## SOURCE MATERIAL

****

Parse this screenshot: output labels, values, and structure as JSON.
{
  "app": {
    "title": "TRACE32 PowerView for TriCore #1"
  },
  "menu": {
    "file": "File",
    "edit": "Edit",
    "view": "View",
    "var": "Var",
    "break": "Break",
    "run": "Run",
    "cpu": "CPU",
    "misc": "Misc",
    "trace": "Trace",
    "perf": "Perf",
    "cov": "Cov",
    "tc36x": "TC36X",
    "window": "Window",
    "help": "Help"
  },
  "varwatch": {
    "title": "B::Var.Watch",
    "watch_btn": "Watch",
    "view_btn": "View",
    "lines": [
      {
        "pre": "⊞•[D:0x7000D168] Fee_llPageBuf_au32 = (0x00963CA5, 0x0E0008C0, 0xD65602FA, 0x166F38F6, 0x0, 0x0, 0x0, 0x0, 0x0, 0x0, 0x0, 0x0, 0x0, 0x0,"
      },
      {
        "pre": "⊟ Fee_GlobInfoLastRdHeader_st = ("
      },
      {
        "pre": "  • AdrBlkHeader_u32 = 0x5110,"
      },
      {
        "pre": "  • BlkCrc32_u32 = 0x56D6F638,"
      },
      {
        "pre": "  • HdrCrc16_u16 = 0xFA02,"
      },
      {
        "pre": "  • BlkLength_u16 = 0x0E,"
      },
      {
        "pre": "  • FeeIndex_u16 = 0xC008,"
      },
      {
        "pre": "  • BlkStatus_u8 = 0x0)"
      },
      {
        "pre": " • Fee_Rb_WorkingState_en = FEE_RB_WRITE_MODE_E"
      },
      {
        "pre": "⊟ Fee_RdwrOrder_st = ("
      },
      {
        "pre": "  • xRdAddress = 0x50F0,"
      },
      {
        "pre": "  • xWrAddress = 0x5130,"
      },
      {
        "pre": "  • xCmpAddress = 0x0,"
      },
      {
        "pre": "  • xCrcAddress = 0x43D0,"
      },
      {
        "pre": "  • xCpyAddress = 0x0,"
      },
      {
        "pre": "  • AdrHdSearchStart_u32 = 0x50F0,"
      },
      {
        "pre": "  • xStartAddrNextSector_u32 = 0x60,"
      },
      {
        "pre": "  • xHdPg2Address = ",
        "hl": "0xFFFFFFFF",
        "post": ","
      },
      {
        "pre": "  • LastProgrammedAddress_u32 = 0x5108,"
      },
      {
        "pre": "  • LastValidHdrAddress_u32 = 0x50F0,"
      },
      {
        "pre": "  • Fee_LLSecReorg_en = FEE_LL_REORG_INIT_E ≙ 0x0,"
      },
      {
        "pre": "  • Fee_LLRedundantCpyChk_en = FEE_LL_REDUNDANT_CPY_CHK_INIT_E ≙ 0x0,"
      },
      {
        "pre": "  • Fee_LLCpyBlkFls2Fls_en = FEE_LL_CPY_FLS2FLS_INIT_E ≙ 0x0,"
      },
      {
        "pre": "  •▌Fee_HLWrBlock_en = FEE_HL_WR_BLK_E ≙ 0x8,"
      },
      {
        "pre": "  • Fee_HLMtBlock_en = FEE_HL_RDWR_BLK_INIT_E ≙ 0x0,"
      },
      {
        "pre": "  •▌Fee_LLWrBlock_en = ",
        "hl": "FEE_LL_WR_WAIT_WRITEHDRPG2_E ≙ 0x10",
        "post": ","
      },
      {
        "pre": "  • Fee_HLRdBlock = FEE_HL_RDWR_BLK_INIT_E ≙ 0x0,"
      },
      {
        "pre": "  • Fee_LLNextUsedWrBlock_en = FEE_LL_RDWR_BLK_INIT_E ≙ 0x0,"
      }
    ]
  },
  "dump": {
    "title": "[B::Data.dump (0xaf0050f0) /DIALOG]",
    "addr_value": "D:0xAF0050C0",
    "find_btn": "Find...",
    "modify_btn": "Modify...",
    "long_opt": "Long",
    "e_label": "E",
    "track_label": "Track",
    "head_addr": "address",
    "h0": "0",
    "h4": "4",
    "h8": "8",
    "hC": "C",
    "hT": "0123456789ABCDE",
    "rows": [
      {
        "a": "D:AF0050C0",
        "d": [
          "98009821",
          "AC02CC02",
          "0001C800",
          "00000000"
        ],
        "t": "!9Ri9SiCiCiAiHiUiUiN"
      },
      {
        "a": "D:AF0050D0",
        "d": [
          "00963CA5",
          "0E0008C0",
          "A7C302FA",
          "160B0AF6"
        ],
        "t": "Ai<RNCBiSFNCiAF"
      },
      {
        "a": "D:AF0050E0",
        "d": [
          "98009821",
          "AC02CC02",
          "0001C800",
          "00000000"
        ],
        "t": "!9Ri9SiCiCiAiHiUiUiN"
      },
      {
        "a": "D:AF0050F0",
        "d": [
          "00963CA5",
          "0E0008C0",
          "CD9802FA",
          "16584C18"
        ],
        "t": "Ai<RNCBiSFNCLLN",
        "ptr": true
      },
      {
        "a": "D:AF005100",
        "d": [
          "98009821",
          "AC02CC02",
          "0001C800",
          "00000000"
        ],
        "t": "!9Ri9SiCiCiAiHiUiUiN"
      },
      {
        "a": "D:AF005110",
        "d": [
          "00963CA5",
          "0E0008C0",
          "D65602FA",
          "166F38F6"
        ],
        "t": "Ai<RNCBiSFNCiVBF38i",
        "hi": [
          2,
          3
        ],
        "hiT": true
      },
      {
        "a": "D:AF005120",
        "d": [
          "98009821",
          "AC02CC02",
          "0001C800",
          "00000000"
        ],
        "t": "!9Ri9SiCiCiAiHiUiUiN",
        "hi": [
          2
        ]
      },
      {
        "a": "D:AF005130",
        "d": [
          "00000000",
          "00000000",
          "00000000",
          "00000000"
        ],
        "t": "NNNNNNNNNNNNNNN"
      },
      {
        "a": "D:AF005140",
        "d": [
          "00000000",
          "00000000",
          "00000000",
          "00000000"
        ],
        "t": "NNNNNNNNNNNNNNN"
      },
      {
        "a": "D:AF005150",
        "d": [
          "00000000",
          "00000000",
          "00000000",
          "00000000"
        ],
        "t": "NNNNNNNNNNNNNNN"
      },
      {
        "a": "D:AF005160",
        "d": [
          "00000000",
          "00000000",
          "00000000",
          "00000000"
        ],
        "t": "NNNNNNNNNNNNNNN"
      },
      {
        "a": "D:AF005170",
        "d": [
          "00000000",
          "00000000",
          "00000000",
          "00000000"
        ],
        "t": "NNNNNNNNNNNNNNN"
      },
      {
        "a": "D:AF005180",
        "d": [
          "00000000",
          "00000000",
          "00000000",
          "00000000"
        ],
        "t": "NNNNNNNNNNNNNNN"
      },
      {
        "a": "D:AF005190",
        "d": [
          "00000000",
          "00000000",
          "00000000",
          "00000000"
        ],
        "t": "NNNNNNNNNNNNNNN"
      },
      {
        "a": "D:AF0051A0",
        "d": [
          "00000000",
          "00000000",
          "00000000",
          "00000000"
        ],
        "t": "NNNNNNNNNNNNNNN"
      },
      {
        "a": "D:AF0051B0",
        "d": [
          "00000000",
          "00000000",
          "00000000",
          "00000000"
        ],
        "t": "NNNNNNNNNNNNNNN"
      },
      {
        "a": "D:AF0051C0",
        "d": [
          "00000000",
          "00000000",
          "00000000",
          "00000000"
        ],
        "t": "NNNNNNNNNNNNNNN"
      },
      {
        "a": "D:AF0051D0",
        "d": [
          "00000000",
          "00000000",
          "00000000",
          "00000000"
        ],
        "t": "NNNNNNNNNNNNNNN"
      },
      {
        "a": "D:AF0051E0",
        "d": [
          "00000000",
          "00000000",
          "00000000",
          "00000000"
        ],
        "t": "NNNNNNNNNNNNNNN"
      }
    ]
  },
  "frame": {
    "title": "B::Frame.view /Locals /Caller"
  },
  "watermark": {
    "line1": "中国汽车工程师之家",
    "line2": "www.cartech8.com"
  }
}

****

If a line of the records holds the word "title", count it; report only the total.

## REPLY
4